REQUIRED ACTION >> Read the data that follows. Then repeat it exactly.

MATERIAL PROVIDED >>

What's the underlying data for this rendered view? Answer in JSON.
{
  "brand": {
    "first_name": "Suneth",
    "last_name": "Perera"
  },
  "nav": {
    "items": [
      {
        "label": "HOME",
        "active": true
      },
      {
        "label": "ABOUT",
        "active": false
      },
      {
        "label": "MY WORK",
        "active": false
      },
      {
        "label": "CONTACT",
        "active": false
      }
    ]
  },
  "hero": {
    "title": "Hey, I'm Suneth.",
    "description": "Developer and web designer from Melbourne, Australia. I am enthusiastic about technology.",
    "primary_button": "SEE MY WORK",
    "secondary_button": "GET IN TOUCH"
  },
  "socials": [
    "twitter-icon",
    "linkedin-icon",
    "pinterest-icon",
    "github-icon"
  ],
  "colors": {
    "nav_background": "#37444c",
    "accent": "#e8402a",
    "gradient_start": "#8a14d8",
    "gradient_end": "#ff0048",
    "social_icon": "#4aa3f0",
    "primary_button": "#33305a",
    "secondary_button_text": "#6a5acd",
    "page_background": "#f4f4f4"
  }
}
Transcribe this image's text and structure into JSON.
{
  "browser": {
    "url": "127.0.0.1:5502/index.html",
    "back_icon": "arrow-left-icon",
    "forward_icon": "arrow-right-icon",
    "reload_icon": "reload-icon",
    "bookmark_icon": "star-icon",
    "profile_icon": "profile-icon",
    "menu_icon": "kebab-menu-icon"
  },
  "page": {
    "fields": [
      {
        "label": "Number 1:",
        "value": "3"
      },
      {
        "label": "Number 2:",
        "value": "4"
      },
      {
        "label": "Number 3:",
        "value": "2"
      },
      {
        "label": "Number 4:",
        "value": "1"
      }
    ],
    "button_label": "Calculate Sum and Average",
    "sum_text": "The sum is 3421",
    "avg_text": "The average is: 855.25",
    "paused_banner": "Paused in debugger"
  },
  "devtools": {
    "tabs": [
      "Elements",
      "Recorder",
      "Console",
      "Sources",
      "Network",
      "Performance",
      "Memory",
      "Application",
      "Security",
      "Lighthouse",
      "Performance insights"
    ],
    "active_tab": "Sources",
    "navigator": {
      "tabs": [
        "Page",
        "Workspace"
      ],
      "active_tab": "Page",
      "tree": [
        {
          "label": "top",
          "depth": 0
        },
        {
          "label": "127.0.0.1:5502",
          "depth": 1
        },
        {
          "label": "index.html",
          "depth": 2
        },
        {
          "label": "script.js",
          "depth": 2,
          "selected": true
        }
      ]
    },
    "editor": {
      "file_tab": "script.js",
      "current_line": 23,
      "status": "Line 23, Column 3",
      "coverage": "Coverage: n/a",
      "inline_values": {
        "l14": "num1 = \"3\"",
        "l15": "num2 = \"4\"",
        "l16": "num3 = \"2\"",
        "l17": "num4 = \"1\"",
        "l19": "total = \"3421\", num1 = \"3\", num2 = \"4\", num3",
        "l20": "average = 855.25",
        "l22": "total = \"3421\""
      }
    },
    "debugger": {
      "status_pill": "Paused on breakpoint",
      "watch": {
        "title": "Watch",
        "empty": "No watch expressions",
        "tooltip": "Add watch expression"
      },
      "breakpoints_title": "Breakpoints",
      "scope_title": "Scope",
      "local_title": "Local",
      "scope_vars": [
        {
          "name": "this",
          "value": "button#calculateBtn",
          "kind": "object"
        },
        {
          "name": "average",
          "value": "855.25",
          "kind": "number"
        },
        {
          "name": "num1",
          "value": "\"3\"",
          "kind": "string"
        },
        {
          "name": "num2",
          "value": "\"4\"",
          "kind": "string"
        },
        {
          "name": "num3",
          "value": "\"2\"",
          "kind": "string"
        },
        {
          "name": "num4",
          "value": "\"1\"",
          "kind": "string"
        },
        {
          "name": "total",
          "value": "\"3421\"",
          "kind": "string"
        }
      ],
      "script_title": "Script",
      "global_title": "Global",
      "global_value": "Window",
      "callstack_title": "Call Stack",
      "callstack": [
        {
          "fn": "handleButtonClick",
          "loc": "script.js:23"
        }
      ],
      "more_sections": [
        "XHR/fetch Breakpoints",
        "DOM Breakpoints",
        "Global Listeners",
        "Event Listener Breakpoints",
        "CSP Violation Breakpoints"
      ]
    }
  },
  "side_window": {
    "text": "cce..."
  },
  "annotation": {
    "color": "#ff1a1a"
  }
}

SOLUTION FOR THIS TASK >>
What's the underlying data for this rendered view? Answer in JSON.
{
  "brand": {
    "first_name": "Suneth",
    "last_name": "Perera"
  },
  "nav": {
    "items": [
      {
        "label": "HOME",
        "active": true
      },
      {
        "label": "ABOUT",
        "active": false
      },
      {
        "label": "MY WORK",
        "active": false
      },
      {
        "label": "CONTACT",
        "active": false
      }
    ]
  },
  "hero": {
    "title": "Hey, I'm Suneth.",
    "description": "Developer and web designer from Melbourne, Australia. I am enthusiastic about technology.",
    "primary_button": "SEE MY WORK",
    "secondary_button": "GET IN TOUCH"
  },
  "socials": [
    "twitter-icon",
    "linkedin-icon",
    "pinterest-icon",
    "github-icon"
  ],
  "colors": {
    "nav_background": "#37444c",
    "accent": "#e8402a",
    "gradient_start": "#8a14d8",
    "gradient_end": "#ff0048",
    "social_icon": "#4aa3f0",
    "primary_button": "#33305a",
    "secondary_button_text": "#6a5acd",
    "page_background": "#f4f4f4"
  }
}
Transcribe this image's text and structure into JSON.
{
  "browser": {
    "url": "127.0.0.1:5502/index.html",
    "back_icon": "arrow-left-icon",
    "forward_icon": "arrow-right-icon",
    "reload_icon": "reload-icon",
    "bookmark_icon": "star-icon",
    "profile_icon": "profile-icon",
    "menu_icon": "kebab-menu-icon"
  },
  "page": {
    "fields": [
      {
        "label": "Number 1:",
        "value": "3"
      },
      {
        "label": "Number 2:",
        "value": "4"
      },
      {
        "label": "Number 3:",
        "value": "2"
      },
      {
        "label": "Number 4:",
        "value": "1"
      }
    ],
    "button_label": "Calculate Sum and Average",
    "sum_text": "The sum is 3421",
    "avg_text": "The average is: 855.25",
    "paused_banner": "Paused in debugger"
  },
  "devtools": {
    "tabs": [
      "Elements",
      "Recorder",
      "Console",
      "Sources",
      "Network",
      "Performance",
      "Memory",
      "Application",
      "Security",
      "Lighthouse",
      "Performance insights"
    ],
    "active_tab": "Sources",
    "navigator": {
      "tabs": [
        "Page",
        "Workspace"
      ],
      "active_tab": "Page",
      "tree": [
        {
          "label": "top",
          "depth": 0
        },
        {
          "label": "127.0.0.1:5502",
          "depth": 1
        },
        {
          "label": "index.html",
          "depth": 2
        },
        {
          "label": "script.js",
          "depth": 2,
          "selected": true
        }
      ]
    },
    "editor": {
      "file_tab": "script.js",
      "current_line": 23,
      "status": "Line 23, Column 3",
      "coverage": "Coverage: n/a",
      "inline_values": {
        "l14": "num1 = \"3\"",
        "l15": "num2 = \"4\"",
        "l16": "num3 = \"2\"",
        "l17": "num4 = \"1\"",
        "l19": "total = \"3421\", num1 = \"3\", num2 = \"4\", num3",
        "l20": "average = 855.25",
        "l22": "total = \"3421\""
      }
    },
    "debugger": {
      "status_pill": "Paused on breakpoint",
      "watch": {
        "title": "Watch",
        "empty": "No watch expressions",
        "tooltip": "Add watch expression"
      },
      "breakpoints_title": "Breakpoints",
      "scope_title": "Scope",
      "local_title": "Local",
      "scope_vars": [
        {
          "name": "this",
          "value": "button#calculateBtn",
          "kind": "object"
        },
        {
          "name": "average",
          "value": "855.25",
          "kind": "number"
        },
        {
          "name": "num1",
          "value": "\"3\"",
          "kind": "string"
        },
        {
          "name": "num2",
          "value": "\"4\"",
          "kind": "string"
        },
        {
          "name": "num3",
          "value": "\"2\"",
          "kind": "string"
        },
        {
          "name": "num4",
          "value": "\"1\"",
          "kind": "string"
        },
        {
          "name": "total",
          "value": "\"3421\"",
          "kind": "string"
        }
      ],
      "script_title": "Script",
      "global_title": "Global",
      "global_value": "Window",
      "callstack_title": "Call Stack",
      "callstack": [
        {
          "fn": "handleButtonClick",
          "loc": "script.js:23"
        }
      ],
      "more_sections": [
        "XHR/fetch Breakpoints",
        "DOM Breakpoints",
        "Global Listeners",
        "Event Listener Breakpoints",
        "CSP Violation Breakpoints"
      ]
    }
  },
  "side_window": {
    "text": "cce..."
  },
  "annotation": {
    "color": "#ff1a1a"
  }
}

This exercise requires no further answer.